Bringing a mellow, tender rendition of David Guetta’s “Titanium” to the stage, Taylor Crutison ’16 and Sam Hawley ’16, who was on the guitar, melded their voices together to create a delicate, sweet effect that earned them enthusiastic applause from the audience.

Jay Reader ’13 gave a spoken-word poetry performance. His piece dealt with the prominence of social media and perceived the downfall of face-to-face communication.

“The thing that made his poetry so special was all of the puns and wordy jokes he made. He incorporated rhythm and speed to discreetly slide them into his verse, and it worked extremely well. Every time he finished reciting a line, I had to think about what he just said which made his performance even more entertaining,” said Alex Westfall ’15.

The stage was then transformed into a cinema and “The First Parietal,” a short film by Gaelyn Golde ’13, Quinn Daly ’13 and Patrick Naughter ’13, was screened. Set in 1973 shortly after the Abbot merger, the film comically portrayed students’ amazed reactions to the first parietal.

Guitarist Alec D’Alelio ’14, who has been playing the guitar for seven years, performed one of his favorite acoustic songs, Andy Mckee’s “Rylynn.”

“I’ve always loved performing, so any opportunity to perform either on my own or with a group is a good one in my mind,” said D’Alelio.

Keeping up with the pop-like atmosphere, Ravn Jenkins ’15 and Nick Kochakian ’15 performed Mumford and Sons’ “Lover of the Light.” They practiced every day for an hour leading up to the performance. The audience applauded loudly Kochakian and Jenkin’s soulful and emotional rendition of the song.

Keynotes, Andover’s co-ed student acapella group, took the stage in matching blue outfits.

The group performed an energetic, lively version of The Wanted’s “Glad You Came.”

Led by Unwana Abasi ’13, the hip-hop dance group Hynotiq then performed a complex modern dance to a medley of “Freakalater” by Soundmaster T, “Yeah, I Know” by Ciara and “Party Monsters” by Kottonmouth Kings. Jenny Zeng ’13 and Thomi Pamplin ’14 choreographed the act.

“We were excited to perform, this was our first performance after Grasshopper Night. And personally, as a choreographer, it was really freeing to choreograph and perform something without a specific theme in mind. We had a blast! Sometimes when we perform we feed off the energy of the crowd, and the energy Saturday night was great,” said Thomi Pamplin ’14, a member of Hypnotiq.

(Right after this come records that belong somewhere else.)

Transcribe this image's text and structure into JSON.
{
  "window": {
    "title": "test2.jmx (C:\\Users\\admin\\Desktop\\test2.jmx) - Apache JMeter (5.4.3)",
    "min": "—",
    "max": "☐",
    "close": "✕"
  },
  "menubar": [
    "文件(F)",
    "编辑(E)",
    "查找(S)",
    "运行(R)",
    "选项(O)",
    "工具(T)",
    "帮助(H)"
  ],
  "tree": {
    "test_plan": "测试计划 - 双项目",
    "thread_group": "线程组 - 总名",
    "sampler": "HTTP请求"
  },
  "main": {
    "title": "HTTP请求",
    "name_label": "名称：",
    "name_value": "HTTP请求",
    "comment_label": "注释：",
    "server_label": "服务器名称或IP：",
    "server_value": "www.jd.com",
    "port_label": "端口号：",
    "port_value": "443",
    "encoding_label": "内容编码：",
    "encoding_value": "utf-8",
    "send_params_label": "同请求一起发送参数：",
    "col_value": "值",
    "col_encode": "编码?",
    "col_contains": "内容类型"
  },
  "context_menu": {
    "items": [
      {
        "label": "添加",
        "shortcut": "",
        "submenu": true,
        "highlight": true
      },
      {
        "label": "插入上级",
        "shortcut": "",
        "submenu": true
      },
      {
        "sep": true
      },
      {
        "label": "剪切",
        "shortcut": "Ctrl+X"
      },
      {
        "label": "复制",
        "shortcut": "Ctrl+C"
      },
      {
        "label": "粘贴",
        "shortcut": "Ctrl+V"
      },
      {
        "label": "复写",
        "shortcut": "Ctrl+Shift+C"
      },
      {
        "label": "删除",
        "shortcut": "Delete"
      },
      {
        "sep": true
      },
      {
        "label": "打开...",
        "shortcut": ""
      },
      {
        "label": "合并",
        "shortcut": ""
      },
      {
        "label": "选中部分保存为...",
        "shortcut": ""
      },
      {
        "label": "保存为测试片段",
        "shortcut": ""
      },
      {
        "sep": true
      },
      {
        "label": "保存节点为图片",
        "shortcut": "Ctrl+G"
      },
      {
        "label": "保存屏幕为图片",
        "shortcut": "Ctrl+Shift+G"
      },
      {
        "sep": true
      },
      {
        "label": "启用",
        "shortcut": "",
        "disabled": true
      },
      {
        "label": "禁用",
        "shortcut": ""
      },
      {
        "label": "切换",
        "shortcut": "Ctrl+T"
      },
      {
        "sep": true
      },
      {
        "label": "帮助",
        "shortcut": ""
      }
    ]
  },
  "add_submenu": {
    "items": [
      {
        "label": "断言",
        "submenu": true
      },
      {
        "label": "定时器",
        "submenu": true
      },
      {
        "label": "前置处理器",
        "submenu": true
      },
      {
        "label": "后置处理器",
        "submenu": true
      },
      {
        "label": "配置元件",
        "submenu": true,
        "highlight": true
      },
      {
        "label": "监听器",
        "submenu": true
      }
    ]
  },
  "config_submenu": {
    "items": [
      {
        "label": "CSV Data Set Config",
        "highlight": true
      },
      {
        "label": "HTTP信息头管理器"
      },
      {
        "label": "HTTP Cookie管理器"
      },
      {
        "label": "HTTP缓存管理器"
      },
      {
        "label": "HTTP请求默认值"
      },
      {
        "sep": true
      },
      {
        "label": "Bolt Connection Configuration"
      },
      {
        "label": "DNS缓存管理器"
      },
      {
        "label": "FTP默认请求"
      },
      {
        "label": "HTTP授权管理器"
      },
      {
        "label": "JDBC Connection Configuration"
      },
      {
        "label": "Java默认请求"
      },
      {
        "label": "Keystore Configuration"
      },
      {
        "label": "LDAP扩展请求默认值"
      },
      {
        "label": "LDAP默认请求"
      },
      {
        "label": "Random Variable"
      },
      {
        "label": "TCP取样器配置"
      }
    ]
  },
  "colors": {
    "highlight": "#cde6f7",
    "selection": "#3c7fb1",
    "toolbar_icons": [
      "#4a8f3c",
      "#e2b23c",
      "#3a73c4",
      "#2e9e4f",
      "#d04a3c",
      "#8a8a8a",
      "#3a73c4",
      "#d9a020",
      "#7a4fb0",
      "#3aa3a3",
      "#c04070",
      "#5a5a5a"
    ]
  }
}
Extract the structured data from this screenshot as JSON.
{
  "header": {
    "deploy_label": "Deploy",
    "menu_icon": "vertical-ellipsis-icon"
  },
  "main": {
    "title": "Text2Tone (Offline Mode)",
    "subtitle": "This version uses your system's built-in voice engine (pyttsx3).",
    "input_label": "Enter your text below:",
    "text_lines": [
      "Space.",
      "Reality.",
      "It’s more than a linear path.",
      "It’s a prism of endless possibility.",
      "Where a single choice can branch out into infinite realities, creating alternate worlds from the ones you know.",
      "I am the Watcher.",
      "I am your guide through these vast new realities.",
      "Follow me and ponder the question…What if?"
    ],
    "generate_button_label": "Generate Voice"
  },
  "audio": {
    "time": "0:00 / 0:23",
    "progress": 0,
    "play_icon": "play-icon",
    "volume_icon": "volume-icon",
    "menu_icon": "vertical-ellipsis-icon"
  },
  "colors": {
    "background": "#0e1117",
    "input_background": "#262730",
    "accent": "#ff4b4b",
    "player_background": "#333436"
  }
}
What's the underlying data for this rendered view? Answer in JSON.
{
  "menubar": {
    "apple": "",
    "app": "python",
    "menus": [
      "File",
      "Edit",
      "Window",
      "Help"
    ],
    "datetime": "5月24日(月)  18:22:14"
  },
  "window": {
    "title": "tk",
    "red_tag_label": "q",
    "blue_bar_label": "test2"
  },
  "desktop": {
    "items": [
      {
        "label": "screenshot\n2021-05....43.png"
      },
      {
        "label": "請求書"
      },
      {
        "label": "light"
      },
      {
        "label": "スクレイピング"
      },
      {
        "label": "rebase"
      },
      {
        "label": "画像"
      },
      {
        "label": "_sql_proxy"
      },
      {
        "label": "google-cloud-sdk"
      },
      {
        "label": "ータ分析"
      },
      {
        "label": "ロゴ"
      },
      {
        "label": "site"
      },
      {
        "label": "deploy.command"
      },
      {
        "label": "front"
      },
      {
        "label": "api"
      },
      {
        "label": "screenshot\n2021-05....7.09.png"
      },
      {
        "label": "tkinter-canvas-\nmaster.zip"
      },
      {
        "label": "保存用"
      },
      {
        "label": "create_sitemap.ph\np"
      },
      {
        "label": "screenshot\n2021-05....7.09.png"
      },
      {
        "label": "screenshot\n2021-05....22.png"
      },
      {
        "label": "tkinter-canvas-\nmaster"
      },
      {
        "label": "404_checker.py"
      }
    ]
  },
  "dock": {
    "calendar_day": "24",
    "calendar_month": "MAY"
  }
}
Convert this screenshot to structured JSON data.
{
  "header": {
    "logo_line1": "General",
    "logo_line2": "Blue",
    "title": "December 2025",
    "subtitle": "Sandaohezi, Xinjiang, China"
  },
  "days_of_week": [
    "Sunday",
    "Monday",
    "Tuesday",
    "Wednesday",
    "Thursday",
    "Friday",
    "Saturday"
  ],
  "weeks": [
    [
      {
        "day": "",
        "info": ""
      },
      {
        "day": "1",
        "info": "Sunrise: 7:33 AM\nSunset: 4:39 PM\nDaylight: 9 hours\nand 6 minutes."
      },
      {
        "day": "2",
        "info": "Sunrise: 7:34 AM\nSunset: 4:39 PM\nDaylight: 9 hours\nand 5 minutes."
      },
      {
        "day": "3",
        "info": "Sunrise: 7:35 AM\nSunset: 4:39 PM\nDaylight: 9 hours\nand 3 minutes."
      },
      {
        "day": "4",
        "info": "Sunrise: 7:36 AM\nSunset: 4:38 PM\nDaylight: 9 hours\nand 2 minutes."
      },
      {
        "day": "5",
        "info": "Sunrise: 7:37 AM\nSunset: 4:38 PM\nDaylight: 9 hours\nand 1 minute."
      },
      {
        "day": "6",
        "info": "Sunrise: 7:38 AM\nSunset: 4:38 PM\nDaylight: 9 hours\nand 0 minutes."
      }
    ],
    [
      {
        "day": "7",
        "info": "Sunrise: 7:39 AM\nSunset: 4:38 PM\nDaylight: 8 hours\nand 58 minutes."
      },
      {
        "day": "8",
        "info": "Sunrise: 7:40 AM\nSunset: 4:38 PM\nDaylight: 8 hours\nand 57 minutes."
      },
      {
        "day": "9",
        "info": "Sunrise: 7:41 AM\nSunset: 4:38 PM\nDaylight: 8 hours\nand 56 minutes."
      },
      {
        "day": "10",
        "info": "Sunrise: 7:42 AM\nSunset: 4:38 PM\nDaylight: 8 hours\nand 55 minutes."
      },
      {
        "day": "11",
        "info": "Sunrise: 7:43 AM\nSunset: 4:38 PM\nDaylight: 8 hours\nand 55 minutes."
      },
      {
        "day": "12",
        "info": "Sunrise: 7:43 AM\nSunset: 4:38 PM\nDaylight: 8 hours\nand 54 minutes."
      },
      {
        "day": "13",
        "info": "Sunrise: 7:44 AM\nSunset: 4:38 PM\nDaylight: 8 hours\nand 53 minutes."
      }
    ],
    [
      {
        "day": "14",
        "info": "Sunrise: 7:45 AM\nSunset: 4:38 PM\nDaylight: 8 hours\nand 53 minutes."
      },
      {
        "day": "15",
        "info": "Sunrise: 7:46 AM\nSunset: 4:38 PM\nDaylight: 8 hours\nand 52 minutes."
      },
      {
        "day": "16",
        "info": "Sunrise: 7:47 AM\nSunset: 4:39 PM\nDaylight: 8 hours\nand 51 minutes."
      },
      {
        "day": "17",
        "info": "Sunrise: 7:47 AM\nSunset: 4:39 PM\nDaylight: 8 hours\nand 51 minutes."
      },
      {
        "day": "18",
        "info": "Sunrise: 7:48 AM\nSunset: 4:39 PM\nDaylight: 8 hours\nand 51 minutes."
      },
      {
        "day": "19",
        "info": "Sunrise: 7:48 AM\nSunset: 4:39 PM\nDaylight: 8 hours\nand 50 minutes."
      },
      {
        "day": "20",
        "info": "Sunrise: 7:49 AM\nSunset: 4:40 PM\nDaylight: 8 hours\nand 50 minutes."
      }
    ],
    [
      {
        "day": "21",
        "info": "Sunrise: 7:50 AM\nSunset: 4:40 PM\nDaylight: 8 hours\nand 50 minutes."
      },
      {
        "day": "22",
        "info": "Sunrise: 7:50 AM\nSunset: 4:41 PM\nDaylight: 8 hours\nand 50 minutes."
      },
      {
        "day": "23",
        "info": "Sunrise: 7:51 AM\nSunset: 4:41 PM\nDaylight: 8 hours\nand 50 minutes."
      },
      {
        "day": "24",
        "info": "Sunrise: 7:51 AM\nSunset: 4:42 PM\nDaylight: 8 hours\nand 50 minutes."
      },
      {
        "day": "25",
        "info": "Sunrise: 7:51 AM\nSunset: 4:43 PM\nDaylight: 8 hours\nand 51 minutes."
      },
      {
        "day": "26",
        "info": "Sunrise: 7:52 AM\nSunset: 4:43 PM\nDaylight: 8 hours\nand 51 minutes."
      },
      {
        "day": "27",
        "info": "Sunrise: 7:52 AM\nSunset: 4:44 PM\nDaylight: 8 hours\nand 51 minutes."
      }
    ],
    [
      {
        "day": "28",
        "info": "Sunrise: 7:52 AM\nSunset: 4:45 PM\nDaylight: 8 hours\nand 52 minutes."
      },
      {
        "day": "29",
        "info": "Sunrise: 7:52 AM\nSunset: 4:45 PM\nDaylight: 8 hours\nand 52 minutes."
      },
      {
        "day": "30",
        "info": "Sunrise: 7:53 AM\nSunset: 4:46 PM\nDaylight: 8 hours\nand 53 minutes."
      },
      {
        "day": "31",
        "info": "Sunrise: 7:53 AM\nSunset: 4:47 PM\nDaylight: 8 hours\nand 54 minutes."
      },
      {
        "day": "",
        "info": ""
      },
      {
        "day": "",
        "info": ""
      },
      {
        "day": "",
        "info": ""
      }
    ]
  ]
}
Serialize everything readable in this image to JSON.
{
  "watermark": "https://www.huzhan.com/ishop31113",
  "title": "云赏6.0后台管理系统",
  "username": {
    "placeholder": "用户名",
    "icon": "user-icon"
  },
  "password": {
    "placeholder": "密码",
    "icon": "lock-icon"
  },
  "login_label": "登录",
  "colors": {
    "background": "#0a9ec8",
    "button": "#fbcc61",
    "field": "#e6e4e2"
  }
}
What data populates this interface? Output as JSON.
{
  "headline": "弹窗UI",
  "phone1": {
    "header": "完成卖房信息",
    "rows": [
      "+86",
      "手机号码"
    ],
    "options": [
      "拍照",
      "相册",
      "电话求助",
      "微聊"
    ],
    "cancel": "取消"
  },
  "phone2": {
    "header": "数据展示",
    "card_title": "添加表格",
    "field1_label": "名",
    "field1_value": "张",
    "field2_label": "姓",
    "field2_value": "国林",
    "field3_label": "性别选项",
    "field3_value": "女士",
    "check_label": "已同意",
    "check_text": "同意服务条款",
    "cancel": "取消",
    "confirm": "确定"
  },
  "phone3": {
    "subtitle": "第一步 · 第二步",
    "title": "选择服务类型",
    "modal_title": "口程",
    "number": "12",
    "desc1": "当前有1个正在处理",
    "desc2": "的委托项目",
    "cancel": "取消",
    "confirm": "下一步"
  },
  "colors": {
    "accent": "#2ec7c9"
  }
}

Giovanna Pickering ’13, who has been playing guitar and singing since the summer before her Junior year, sang an original mash-up of Jessie J’s “Big White Room,” Katy Perry’s “Mannequin” and “The One That Got Away,” Pink’s “Who Knew” and Adele’s “Someone Like You.”

“I wanted to try something different and challenge myself,” said Pickering. “I started off mixing two songs, and as I worked with it, it grew into four. I chose songs with similar chord progressions so that the songs would transition smoothly. I also chose those songs because those four artists are four of my favorite in contemporary music.”

As the lights in Kemper dimmed, George Avecillas ’13 and Alex Esakof ’12 performed the highlight show of the evening, a light show comprised of multi-colored glow sticks. Esakof returned to campus to perform in the light show, and the audience received the performance with loud hoots and encouragements as Avecillas and Esakof performed with rapid body movements and the neon colors of the glow sticks.

A new student musical group, Finder’s Keepers, performed both the opening and the final acts, putting on an innovative musical performance for the audience. The band consists of singer and banjoist Aaron Finder ’13, drummer Henry Kennelly ’13, bassist Amo Manuel ’14, fiddler Josh Henderson ’15, guitarist D’Alelio and keyboardist Seho Young ’15.

“The range of student talent on stage, behind the scenes and during preparation was awesome! I was so impressed by the stage management and sound crew,” wrote Jennifer Elliott, Cluster Dean of the Abbot cluster, in an e-mail to The Phillipian. “The selection committee was conscientious and intentional—they selected the acts that they felt were most appropriate and best prepared. The performances knocked my socks off! We are also thrilled to provide young students with access to books and a special place for students far, far away from our campus.”